Each record must reappear in the answer exactly as it is written.
======== Study material ========
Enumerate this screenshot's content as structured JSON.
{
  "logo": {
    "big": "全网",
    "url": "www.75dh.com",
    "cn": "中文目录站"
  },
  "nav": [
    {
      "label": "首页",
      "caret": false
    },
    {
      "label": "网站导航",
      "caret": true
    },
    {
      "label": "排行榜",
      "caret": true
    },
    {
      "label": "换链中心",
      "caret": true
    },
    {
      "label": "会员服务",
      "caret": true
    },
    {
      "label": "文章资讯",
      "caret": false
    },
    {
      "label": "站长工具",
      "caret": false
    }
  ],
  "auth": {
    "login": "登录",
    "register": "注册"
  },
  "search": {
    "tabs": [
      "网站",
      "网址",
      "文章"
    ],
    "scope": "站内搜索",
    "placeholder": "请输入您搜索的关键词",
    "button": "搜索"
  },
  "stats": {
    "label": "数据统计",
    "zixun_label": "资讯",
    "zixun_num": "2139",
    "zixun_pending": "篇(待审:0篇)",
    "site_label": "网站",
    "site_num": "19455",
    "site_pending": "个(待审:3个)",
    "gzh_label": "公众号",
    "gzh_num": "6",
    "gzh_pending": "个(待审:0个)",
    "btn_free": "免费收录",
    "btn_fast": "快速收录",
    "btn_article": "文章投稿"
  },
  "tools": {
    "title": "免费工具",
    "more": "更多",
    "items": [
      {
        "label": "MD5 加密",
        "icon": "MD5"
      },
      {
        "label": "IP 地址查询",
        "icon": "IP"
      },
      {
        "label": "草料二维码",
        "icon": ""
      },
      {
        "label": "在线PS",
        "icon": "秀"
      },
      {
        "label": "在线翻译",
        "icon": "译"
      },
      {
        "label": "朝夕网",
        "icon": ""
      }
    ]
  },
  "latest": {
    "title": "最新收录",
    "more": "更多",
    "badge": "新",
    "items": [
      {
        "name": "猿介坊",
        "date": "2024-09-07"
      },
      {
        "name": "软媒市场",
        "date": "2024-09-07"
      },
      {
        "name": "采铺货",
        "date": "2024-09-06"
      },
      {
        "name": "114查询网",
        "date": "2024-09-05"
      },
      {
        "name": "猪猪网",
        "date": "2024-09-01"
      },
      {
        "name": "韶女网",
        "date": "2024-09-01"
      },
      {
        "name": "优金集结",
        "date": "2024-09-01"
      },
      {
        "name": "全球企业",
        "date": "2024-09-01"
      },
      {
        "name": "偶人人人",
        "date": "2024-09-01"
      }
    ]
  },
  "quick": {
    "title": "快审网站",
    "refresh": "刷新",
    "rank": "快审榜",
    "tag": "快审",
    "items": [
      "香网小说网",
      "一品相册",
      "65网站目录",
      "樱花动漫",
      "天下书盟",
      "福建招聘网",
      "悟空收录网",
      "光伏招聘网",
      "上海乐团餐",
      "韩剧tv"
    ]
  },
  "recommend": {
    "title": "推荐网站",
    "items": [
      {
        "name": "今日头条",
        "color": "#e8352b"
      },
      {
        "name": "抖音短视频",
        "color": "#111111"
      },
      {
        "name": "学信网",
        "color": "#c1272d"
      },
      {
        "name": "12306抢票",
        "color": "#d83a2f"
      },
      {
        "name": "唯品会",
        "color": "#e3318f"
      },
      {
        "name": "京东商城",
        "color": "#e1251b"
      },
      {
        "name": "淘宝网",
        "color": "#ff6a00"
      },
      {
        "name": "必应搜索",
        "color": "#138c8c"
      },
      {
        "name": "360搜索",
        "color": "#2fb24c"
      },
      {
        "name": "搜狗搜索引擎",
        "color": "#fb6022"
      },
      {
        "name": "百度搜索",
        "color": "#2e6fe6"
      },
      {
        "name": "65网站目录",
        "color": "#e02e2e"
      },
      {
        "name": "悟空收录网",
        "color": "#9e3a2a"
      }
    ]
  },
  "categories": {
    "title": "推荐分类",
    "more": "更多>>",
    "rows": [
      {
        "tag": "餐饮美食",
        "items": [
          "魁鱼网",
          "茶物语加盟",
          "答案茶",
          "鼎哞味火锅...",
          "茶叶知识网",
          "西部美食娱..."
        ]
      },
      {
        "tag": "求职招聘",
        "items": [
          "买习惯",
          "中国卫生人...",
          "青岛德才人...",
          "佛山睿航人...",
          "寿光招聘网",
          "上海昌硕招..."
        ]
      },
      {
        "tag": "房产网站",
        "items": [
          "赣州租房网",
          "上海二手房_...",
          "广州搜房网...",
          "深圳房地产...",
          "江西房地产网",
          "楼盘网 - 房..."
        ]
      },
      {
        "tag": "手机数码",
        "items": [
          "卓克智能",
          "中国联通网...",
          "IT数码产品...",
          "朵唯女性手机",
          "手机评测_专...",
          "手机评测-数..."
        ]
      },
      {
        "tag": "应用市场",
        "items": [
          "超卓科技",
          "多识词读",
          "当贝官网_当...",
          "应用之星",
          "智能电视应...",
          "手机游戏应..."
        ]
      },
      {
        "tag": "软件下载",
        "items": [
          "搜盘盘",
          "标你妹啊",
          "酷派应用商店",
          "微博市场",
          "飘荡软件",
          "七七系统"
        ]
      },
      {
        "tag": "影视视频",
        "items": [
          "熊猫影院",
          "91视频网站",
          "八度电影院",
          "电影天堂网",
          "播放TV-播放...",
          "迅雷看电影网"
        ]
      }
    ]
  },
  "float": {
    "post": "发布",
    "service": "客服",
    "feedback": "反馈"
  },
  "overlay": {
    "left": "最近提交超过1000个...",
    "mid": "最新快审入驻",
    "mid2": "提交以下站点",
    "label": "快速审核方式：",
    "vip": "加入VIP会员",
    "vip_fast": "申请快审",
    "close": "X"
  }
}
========
> [Written reply]:
Enumerate this screenshot's content as structured JSON.
{
  "logo": {
    "big": "全网",
    "url": "www.75dh.com",
    "cn": "中文目录站"
  },
  "nav": [
    {
      "label": "首页",
      "caret": false
    },
    {
      "label": "网站导航",
      "caret": true
    },
    {
      "label": "排行榜",
      "caret": true
    },
    {
      "label": "换链中心",
      "caret": true
    },
    {
      "label": "会员服务",
      "caret": true
    },
    {
      "label": "文章资讯",
      "caret": false
    },
    {
      "label": "站长工具",
      "caret": false
    }
  ],
  "auth": {
    "login": "登录",
    "register": "注册"
  },
  "search": {
    "tabs": [
      "网站",
      "网址",
      "文章"
    ],
    "scope": "站内搜索",
    "placeholder": "请输入您搜索的关键词",
    "button": "搜索"
  },
  "stats": {
    "label": "数据统计",
    "zixun_label": "资讯",
    "zixun_num": "2139",
    "zixun_pending": "篇(待审:0篇)",
    "site_label": "网站",
    "site_num": "19455",
    "site_pending": "个(待审:3个)",
    "gzh_label": "公众号",
    "gzh_num": "6",
    "gzh_pending": "个(待审:0个)",
    "btn_free": "免费收录",
    "btn_fast": "快速收录",
    "btn_article": "文章投稿"
  },
  "tools": {
    "title": "免费工具",
    "more": "更多",
    "items": [
      {
        "label": "MD5 加密",
        "icon": "MD5"
      },
      {
        "label": "IP 地址查询",
        "icon": "IP"
      },
      {
        "label": "草料二维码",
        "icon": ""
      },
      {
        "label": "在线PS",
        "icon": "秀"
      },
      {
        "label": "在线翻译",
        "icon": "译"
      },
      {
        "label": "朝夕网",
        "icon": ""
      }
    ]
  },
  "latest": {
    "title": "最新收录",
    "more": "更多",
    "badge": "新",
    "items": [
      {
        "name": "猿介坊",
        "date": "2024-09-07"
      },
      {
        "name": "软媒市场",
        "date": "2024-09-07"
      },
      {
        "name": "采铺货",
        "date": "2024-09-06"
      },
      {
        "name": "114查询网",
        "date": "2024-09-05"
      },
      {
        "name": "猪猪网",
        "date": "2024-09-01"
      },
      {
        "name": "韶女网",
        "date": "2024-09-01"
      },
      {
        "name": "优金集结",
        "date": "2024-09-01"
      },
      {
        "name": "全球企业",
        "date": "2024-09-01"
      },
      {
        "name": "偶人人人",
        "date": "2024-09-01"
      }
    ]
  },
  "quick": {
    "title": "快审网站",
    "refresh": "刷新",
    "rank": "快审榜",
    "tag": "快审",
    "items": [
      "香网小说网",
      "一品相册",
      "65网站目录",
      "樱花动漫",
      "天下书盟",
      "福建招聘网",
      "悟空收录网",
      "光伏招聘网",
      "上海乐团餐",
      "韩剧tv"
    ]
  },
  "recommend": {
    "title": "推荐网站",
    "items": [
      {
        "name": "今日头条",
        "color": "#e8352b"
      },
      {
        "name": "抖音短视频",
        "color": "#111111"
      },
      {
        "name": "学信网",
        "color": "#c1272d"
      },
      {
        "name": "12306抢票",
        "color": "#d83a2f"
      },
      {
        "name": "唯品会",
        "color": "#e3318f"
      },
      {
        "name": "京东商城",
        "color": "#e1251b"
      },
      {
        "name": "淘宝网",
        "color": "#ff6a00"
      },
      {
        "name": "必应搜索",
        "color": "#138c8c"
      },
      {
        "name": "360搜索",
        "color": "#2fb24c"
      },
      {
        "name": "搜狗搜索引擎",
        "color": "#fb6022"
      },
      {
        "name": "百度搜索",
        "color": "#2e6fe6"
      },
      {
        "name": "65网站目录",
        "color": "#e02e2e"
      },
      {
        "name": "悟空收录网",
        "color": "#9e3a2a"
      }
    ]
  },
  "categories": {
    "title": "推荐分类",
    "more": "更多>>",
    "rows": [
      {
        "tag": "餐饮美食",
        "items": [
          "魁鱼网",
          "茶物语加盟",
          "答案茶",
          "鼎哞味火锅...",
          "茶叶知识网",
          "西部美食娱..."
        ]
      },
      {
        "tag": "求职招聘",
        "items": [
          "买习惯",
          "中国卫生人...",
          "青岛德才人...",
          "佛山睿航人...",
          "寿光招聘网",
          "上海昌硕招..."
        ]
      },
      {
        "tag": "房产网站",
        "items": [
          "赣州租房网",
          "上海二手房_...",
          "广州搜房网...",
          "深圳房地产...",
          "江西房地产网",
          "楼盘网 - 房..."
        ]
      },
      {
        "tag": "手机数码",
        "items": [
          "卓克智能",
          "中国联通网...",
          "IT数码产品...",
          "朵唯女性手机",
          "手机评测_专...",
          "手机评测-数..."
        ]
      },
      {
        "tag": "应用市场",
        "items": [
          "超卓科技",
          "多识词读",
          "当贝官网_当...",
          "应用之星",
          "智能电视应...",
          "手机游戏应..."
        ]
      },
      {
        "tag": "软件下载",
        "items": [
          "搜盘盘",
          "标你妹啊",
          "酷派应用商店",
          "微博市场",
          "飘荡软件",
          "七七系统"
        ]
      },
      {
        "tag": "影视视频",
        "items": [
          "熊猫影院",
          "91视频网站",
          "八度电影院",
          "电影天堂网",
          "播放TV-播放...",
          "迅雷看电影网"
        ]
      }
    ]
  },
  "float": {
    "post": "发布",
    "service": "客服",
    "feedback": "反馈"
  },
  "overlay": {
    "left": "最近提交超过1000个...",
    "mid": "最新快审入驻",
    "mid2": "提交以下站点",
    "label": "快速审核方式：",
    "vip": "加入VIP会员",
    "vip_fast": "申请快审",
    "close": "X"
  }
}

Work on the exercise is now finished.